- May be used as a mechanism for enhancing work opportunities on the construction project for local residents, military veterans, and minorities, as well as minority contractors
- Provides workers of all skill levels with the most up?to?date training in their craft as well as on safety measures such as OSHA training
- Sets up a “pathway to a career” for veterans and young workers who can “learn while they earn” as they are trained on?the?job and in the classroom by more skilled and experienced workers
Cost Effective & Efficient
Simply put, project labor agreements help the end user (i.e. the government or private sector) increase the efficiency and quality of its project by promoting a business model that employs a highly skilled workforce.
Such a workforce ensures construction projects are built correctly the first time, on time, and as a result, on budget for the end user. This prevents costly delays that usually result from an unskilled workforce’s lack of knowledge regarding the use of building materials or tools as well as job site safety measures. Future building maintenance costs should be less, too. Regarding job site safety, a highly skilled workforce is safety certified to work in a dangerous job environment. Businesses will pay less for workers compensation and project delays because job site accidents will be less likely to occur.
Union vs. Non?Union & Workforce Standards
The PLA business model does not mandate or pre?determine a workforce to be union or non?union. It allows for the project owner, such as the government or private sector entity, to establish the workforce standards that both union and non?union workers must meet in order to be hired by contractors and sub?contractors under the PLA.
The PLA “Mandate Myth”
The federal government does not mandate PLAs. Executive Order 13502 states federal agencies may (not “shall”) require them to be used on construction projects where the total cost to the federal government is $25 million or above.
Actual language from the Executive Order:
Sec. 5. This order does not require an executive agency to use a project labor agreement on any construction project, nor does it preclude the use of a project labor agreement in circumstances not covered by this order, including leasehold arrangements and projects receiving Federal financial assistance.
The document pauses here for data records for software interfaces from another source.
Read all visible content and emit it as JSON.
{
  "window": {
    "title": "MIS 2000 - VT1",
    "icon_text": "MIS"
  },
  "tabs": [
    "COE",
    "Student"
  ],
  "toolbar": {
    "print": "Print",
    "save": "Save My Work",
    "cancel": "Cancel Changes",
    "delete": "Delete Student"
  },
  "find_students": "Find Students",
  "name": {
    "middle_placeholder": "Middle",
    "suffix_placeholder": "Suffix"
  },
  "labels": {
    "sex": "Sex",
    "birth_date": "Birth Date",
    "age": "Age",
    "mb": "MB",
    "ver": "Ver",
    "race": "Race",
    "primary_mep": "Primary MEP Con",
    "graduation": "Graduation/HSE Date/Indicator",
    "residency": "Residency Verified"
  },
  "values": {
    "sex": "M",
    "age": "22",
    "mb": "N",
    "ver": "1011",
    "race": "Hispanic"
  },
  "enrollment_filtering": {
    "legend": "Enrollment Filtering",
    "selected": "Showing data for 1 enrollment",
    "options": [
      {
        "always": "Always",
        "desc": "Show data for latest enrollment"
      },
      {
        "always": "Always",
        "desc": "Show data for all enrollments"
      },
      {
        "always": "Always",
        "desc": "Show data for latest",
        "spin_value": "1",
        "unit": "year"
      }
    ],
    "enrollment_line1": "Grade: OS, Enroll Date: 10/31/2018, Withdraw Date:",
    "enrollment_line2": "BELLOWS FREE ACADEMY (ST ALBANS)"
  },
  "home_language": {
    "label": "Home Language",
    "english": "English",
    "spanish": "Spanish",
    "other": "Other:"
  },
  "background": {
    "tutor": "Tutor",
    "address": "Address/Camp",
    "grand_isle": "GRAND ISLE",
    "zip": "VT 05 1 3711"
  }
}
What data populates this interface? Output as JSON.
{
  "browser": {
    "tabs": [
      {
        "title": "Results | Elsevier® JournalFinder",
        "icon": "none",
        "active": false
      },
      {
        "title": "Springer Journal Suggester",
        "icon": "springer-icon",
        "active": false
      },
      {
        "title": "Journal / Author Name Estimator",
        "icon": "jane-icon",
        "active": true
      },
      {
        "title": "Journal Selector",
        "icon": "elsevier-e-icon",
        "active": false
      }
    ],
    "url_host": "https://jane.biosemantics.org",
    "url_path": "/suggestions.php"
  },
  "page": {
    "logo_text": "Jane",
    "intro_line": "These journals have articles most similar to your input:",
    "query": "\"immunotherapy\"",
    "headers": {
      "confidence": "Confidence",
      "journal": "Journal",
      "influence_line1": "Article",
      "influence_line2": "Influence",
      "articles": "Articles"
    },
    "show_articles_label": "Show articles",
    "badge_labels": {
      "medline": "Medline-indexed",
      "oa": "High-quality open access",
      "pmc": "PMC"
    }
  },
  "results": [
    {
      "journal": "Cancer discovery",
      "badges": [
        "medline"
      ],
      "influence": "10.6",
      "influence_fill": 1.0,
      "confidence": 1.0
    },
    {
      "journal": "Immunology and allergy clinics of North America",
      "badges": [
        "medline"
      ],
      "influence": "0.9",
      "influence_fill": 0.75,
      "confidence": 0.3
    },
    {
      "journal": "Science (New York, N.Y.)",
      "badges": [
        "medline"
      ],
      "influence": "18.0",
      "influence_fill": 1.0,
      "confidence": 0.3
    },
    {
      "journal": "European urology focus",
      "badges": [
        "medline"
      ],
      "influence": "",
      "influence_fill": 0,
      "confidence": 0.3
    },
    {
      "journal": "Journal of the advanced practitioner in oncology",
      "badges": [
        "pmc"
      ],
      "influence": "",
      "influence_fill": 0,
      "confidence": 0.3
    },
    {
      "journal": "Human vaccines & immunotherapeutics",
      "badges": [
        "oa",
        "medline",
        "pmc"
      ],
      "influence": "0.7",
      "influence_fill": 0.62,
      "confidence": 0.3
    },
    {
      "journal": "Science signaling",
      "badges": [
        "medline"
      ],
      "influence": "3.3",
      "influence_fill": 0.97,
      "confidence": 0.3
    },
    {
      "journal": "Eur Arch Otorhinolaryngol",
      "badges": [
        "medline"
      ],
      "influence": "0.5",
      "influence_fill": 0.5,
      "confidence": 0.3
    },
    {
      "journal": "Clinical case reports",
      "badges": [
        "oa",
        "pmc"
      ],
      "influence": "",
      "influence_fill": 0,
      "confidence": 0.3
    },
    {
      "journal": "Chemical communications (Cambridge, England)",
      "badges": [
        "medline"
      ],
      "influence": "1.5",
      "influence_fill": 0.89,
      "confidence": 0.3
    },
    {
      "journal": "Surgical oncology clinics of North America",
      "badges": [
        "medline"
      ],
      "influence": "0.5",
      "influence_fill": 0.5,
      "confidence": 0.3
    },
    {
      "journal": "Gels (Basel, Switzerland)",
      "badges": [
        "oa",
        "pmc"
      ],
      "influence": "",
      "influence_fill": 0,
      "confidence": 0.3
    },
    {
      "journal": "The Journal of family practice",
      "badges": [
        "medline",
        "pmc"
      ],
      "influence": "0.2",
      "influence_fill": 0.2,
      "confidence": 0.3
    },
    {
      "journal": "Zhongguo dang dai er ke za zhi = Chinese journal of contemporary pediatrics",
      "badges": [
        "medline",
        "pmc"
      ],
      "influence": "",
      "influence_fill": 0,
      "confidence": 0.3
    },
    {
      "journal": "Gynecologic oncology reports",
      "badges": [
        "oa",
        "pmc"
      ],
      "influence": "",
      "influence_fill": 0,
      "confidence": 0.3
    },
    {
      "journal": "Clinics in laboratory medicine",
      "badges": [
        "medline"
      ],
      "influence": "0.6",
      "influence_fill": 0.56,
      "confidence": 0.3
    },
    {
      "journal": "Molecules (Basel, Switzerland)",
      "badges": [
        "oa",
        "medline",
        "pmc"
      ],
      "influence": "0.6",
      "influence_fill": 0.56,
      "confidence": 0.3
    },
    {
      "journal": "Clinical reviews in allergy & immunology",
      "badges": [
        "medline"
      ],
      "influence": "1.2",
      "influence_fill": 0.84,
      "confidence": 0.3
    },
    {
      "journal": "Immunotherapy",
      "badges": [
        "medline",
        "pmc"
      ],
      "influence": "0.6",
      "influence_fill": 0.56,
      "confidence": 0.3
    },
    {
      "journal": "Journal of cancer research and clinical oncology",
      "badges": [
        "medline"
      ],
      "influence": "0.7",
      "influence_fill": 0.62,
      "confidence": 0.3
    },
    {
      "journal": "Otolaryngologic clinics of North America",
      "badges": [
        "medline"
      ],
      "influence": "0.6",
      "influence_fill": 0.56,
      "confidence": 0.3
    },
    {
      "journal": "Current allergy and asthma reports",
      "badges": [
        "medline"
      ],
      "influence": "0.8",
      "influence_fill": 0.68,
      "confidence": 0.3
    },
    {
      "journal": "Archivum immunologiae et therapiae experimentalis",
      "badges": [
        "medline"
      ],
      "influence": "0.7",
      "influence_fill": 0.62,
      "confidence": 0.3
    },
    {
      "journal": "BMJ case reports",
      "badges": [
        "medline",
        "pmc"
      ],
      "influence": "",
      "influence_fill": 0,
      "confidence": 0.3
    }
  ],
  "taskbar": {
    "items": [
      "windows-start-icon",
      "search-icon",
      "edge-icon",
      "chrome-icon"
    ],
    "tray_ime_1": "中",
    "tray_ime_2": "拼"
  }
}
This order also does not require contractors or subcontractors to enter into a project labor agreement with any particular labor organization.